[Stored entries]
---*---

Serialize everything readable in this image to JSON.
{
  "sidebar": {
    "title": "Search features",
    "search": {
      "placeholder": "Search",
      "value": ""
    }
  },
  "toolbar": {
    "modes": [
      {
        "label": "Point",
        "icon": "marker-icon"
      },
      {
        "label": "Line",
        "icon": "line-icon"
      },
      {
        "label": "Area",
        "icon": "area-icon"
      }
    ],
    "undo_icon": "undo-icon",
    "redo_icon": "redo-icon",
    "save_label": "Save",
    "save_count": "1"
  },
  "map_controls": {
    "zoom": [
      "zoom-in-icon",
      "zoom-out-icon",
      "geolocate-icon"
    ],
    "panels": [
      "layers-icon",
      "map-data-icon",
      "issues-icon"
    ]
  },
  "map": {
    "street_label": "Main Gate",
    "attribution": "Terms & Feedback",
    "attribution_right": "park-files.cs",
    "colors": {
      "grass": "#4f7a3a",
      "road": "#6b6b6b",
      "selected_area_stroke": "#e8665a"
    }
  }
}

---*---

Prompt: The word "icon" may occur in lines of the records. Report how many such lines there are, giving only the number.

Exercise answer: 11